Donald Trump, South Carolina, Feb.20,2016
Donald Trump sealed his front-runner status. Marco Rubio revitalized his campaign. And Jeb Bush faced the reality that South Carolina voters harshly delivered.
Trump crushed the rest of the GOP field in the state's primary Saturday night, giving the real estate mogul major momentum and wounding the more experienced governors and senators who are struggling to keep pace.
Bush, the one-time establishment frontrunner who was trailing in a distant fourth in the early results and facing a dire cash crunch, abruptly ended his campaign Saturday night, acknowledging that the voters of Iowa, New Hampshire and South Carolina had now spoken. Choking up, he said he was proud that he stayed true to the guiding principles of his campaign.
“Despite what you might’ve heard, ideas matter, policy matters. And I truly hope that these ideas that we’ve laid out will serve as a blueprint for a generation of conservative leaders,” Bush said in his remarks, which did not include a direct mention of Trump, who played a big role in dashing his chances. “In this campaign I have stood my ground, refusing to bend to the political winds.”
Trump, taking the stage at his victory celebration moments after Bush left the stage, relished another decisive win.
“When you win it’s beautiful,” said Trump, flanked by his family and claiming additional momentum heading into the March 1 SEC primary. “I think we’re going to do terrific there and the SEC is going to be very exciting,” Trump said. “We expect to do very well there.”
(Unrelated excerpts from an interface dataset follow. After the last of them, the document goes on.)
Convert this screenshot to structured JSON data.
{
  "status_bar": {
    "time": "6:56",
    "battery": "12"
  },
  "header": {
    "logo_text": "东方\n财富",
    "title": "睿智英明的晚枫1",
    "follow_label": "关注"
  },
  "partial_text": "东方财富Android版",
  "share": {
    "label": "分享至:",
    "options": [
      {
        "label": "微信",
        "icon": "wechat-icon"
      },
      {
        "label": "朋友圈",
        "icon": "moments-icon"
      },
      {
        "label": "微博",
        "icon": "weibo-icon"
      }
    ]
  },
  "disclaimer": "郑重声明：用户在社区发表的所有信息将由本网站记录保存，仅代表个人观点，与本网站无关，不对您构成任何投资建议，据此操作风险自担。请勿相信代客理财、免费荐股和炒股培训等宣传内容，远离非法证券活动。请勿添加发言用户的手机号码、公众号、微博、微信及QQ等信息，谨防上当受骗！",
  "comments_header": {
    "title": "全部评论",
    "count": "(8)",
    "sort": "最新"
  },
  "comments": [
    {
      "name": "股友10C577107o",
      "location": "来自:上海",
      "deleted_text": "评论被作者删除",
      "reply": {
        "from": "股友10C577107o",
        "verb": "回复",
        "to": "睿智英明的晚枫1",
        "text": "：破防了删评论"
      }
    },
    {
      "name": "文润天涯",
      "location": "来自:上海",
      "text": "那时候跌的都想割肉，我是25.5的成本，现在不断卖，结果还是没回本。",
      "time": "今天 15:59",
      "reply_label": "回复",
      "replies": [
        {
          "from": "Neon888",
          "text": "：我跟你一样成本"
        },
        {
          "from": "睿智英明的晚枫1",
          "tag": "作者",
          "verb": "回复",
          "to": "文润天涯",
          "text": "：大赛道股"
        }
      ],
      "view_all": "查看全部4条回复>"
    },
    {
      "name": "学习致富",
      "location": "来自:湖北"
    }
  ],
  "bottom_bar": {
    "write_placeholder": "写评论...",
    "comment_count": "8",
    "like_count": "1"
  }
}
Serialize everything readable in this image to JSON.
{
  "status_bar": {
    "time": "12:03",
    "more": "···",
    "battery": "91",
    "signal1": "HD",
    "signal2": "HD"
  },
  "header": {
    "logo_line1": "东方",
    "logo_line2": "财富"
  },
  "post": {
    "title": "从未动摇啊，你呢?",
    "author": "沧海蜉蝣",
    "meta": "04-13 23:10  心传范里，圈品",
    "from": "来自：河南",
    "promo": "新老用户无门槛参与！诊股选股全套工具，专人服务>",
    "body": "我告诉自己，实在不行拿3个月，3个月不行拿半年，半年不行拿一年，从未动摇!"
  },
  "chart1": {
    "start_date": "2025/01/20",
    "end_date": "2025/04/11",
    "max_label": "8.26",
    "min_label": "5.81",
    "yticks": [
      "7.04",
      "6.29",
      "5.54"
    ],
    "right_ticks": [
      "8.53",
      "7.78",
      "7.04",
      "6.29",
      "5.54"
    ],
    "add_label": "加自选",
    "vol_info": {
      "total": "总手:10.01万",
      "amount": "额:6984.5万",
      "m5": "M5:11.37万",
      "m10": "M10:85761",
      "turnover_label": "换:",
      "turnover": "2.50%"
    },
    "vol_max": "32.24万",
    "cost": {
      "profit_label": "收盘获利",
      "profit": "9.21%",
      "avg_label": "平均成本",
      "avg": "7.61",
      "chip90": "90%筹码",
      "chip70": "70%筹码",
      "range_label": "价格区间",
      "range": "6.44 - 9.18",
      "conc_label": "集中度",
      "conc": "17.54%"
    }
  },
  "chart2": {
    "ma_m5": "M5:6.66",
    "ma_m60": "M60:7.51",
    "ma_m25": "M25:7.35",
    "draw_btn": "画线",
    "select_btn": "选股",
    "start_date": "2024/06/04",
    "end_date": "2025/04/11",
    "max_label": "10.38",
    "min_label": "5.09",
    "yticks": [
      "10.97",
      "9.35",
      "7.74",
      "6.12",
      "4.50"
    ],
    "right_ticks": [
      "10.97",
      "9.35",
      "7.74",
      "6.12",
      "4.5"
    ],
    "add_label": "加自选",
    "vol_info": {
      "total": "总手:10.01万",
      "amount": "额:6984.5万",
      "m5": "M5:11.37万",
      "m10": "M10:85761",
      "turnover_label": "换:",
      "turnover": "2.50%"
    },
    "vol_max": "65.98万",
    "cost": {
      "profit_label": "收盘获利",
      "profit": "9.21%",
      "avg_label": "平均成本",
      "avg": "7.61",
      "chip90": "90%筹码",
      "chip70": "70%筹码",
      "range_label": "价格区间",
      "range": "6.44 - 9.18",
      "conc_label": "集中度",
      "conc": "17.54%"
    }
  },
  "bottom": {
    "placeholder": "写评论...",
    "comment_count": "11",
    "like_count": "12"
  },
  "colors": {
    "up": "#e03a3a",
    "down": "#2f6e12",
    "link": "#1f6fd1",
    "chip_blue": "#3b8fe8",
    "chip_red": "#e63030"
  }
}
Saturday night offered a repeat performance for Trump, who also dominated the New Hampshire primary 11 days ago, handing him victories in two states with a history of boosting candidates who go on to become the eventual presidential nominee.
After stirring controversy and fending off unrelenting attacks during the last volatile week of campaigning across rough and tumble South Carolina, the billionaire-turned-blue-collar champion is only cementing his status as the clear GOP frontrunner in a winnowing field.
“I just want to congratulate the other candidates,” Trump said. “There’s nothing easy about running for president.”
He held a double-digit advantage over both Rubio and Cruz, leading with 33 percent of the vote. Rubio, meanwhile, held a slight edge over Cruz, 22.3 percent to 22.2 percent. with 99 percent of precincts reporting. Roughly 1,000 votes separated the two rivals.
“The children of the Reagan revolution are ready to assume the mantle of leadership,” Rubio said, flanked by a trio of South Carolina’s ascendant generation of GOP stars: Governor Nikki Haley, Senator Tim Scott and Congressman Trey Gowdy.
Rubio began his speech with a tribute to Bush. But, as he neared the end, he relished having knocked his mentor — and biggest obstacle — from the race.
“Now, practically speaking, it’s down to three,” Rubio said.
The failure to deliver a stronger showing was a big blow to Cruz, who is betting big on the South. In his remarks to supporters Saturday night, the Texas senator reminded voters he has still done something that Rubio and the other remaining candidates have not.“We are the only campaign that has beaten and can beat Donald Trump,” Cruz said.
The Texas senator managed to win just 26 percent of white evangelicals, whereas Trump secured the support of 34 percent of that powerful voting bloc — a fundamental problem that isn't likely to go away as the race moves forward to Super Tuesday.
"Trump is a brick on his head and he can't grow and can't win kinds of states he needs to get delegates," a GOP operative said as the results came in.
With 94 percent of precincts reporting, Bush was in a virtual tie for fourth place with John Kasich, both receiving roughly 8 percent of the vote even though Bush gave South Carolina all he had this week, bringing in his brother and mother to stump with him, while Kasich lowered expectations and spent time campaigning in other states.
The outcome of the South Carolina primary and Bush’s exit could break the dam of establishment support that has held behind the former Florida governor. It will likely drive mainstream Republicans looking for a single standard-bearer to challenge Trump and Cruz to consolidate behind the young Florida senator.
Bush, who had hoped to generate momentum from George W. Bush’s first campaign appearance in North Charleston on Monday and to win Haley’s endorsement, was trying desperately to finish ahead of Rubio, or at least close enough to justify continuing on to Nevada and perhaps Super Tuesday. But in the final 48 hours, he had been dogged by questions about whether his campaign is running out of money and whether he would quit.
As POLITICO reported Friday, many of Bush’s most loyal supporters were ready to lean on the candidate to consider quitting if he didn’t finish ahead of Rubio Saturday night.
But Rubio will still have to contend with Kasich, who plans to continue on and make a stand in the Midwestern states that vote in early March, potentially taking delegates that could otherwise enable Rubio to catch up to Trump.
In an email Saturday night, John Weaver, Kasich’s strategist, didn’t mince words, asserting that the results effectively end the campaigns of Bush and Ben Carson who was in a distant sixth with 7 percent.